IX. II. Information provided to tourists
Whelan [1991, p.15] believes that “Eco tour operators must instill a conservation ethic for environmentally sensitive travel in their clients if they are to continue bringing visitors to fragile sites.” This education of tourists can occur before, during or after the trip – ideally all three [Wight, 1994]. TIDE appears to make no effort to instill such a “conservation ethic” – no such information is given before any tours and education during the tour I took was non-existent (although this may vary depending upon the guide and tour taken – a limited budget meant that I experienced only one tour).
In comparison, the TEA provides tourism guidelines before the trip and involves education during the trip. The TEA brochure is given to all tourists before they visit any of the villages, telling tourists to:
- buy locally made souvenirs
- only go on tours endorsed by the local people
- always ask before photographing people
- not give money or sweets to children as it encourages begging
- respect local etiquette and wear appropriate clothing.
All these guidelines are important to the TEA programme – they encourage tourists to spend and therefore add to the village’s income, help to avoid any offence that might be caused by tourists and minimize any annoyances for tourists in the future.
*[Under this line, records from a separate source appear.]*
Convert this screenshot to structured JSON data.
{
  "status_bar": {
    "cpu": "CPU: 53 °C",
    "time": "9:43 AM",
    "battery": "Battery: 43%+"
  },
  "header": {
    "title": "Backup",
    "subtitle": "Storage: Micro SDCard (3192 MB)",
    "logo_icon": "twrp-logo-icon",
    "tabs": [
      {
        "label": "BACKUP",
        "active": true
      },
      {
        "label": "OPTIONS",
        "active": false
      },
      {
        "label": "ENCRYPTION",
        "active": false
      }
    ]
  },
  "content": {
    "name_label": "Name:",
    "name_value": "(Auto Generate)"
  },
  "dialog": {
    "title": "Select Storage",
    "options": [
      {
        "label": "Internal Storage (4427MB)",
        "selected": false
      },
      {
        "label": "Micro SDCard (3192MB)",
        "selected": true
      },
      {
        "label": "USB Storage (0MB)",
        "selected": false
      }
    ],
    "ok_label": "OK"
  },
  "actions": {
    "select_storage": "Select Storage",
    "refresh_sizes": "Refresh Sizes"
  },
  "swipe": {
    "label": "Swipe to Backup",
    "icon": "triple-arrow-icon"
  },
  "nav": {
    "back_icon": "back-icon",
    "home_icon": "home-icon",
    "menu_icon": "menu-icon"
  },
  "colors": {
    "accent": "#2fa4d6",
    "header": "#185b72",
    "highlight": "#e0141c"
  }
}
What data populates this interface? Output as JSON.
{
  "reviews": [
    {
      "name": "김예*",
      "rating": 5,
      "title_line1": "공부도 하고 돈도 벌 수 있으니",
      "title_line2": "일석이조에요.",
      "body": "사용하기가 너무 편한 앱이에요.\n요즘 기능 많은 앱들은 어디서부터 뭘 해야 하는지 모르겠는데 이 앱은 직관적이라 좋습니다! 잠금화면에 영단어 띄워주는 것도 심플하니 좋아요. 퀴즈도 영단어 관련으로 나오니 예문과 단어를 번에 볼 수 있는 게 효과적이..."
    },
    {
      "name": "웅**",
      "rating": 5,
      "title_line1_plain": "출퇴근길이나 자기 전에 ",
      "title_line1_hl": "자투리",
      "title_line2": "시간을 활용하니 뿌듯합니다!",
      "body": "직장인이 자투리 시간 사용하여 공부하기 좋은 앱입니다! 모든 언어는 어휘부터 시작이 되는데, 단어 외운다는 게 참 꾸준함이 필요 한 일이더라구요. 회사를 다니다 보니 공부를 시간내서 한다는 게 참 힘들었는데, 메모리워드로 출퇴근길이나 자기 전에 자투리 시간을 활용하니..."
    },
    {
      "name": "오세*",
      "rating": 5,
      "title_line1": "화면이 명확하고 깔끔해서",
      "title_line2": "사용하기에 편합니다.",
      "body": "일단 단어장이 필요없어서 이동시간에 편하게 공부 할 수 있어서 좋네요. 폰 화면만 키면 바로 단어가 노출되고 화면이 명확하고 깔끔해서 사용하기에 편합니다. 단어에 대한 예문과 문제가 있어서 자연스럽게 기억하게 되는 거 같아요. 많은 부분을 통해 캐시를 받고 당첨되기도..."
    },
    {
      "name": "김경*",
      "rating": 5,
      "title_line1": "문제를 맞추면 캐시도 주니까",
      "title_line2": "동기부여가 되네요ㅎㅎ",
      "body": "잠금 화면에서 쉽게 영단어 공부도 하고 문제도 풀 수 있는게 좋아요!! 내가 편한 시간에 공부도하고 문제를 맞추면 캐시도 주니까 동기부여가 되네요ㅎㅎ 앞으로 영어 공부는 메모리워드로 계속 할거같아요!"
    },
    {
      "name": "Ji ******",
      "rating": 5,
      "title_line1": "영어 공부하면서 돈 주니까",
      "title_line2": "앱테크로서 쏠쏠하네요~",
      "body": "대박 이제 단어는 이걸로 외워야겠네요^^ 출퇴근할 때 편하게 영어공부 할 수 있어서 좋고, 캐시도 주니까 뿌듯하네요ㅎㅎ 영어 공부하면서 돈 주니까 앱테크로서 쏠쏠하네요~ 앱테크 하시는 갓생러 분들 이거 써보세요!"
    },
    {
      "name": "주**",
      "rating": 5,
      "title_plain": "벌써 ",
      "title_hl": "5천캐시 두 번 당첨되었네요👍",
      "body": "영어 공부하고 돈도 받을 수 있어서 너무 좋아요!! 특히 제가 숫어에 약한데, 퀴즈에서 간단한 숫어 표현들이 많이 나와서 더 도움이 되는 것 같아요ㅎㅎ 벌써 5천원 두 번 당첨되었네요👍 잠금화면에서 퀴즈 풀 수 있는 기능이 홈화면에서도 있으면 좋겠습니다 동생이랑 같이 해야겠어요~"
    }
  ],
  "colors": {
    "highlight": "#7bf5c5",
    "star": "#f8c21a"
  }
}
All are important if the program is to remain successful and popular. The various TEA guides also provide educational information throughout the trips, informing the guest about local wildlife and the uses of various plants found throughout the rainforest. However, little specific information is provided about conservation issues, although an attentive tourist would leave with an understanding of the great importance the local population attaches to the environment due to its usefulness to them – for food and medicine (and also tourism).
Unlike TIDE, the TEA therefore does instill a “conservation ethic”, although this is done indirectly – the local people never really use the word “conservation”. Such a conservation ethic and educative input is important if ecotourism ventures wish to credibly distinguish themselves from traditional types of mass tourism that usually pay little regard to conservation issues and the environment.
Eco Tours and adventure travel in Ecuador at Piedra Blanca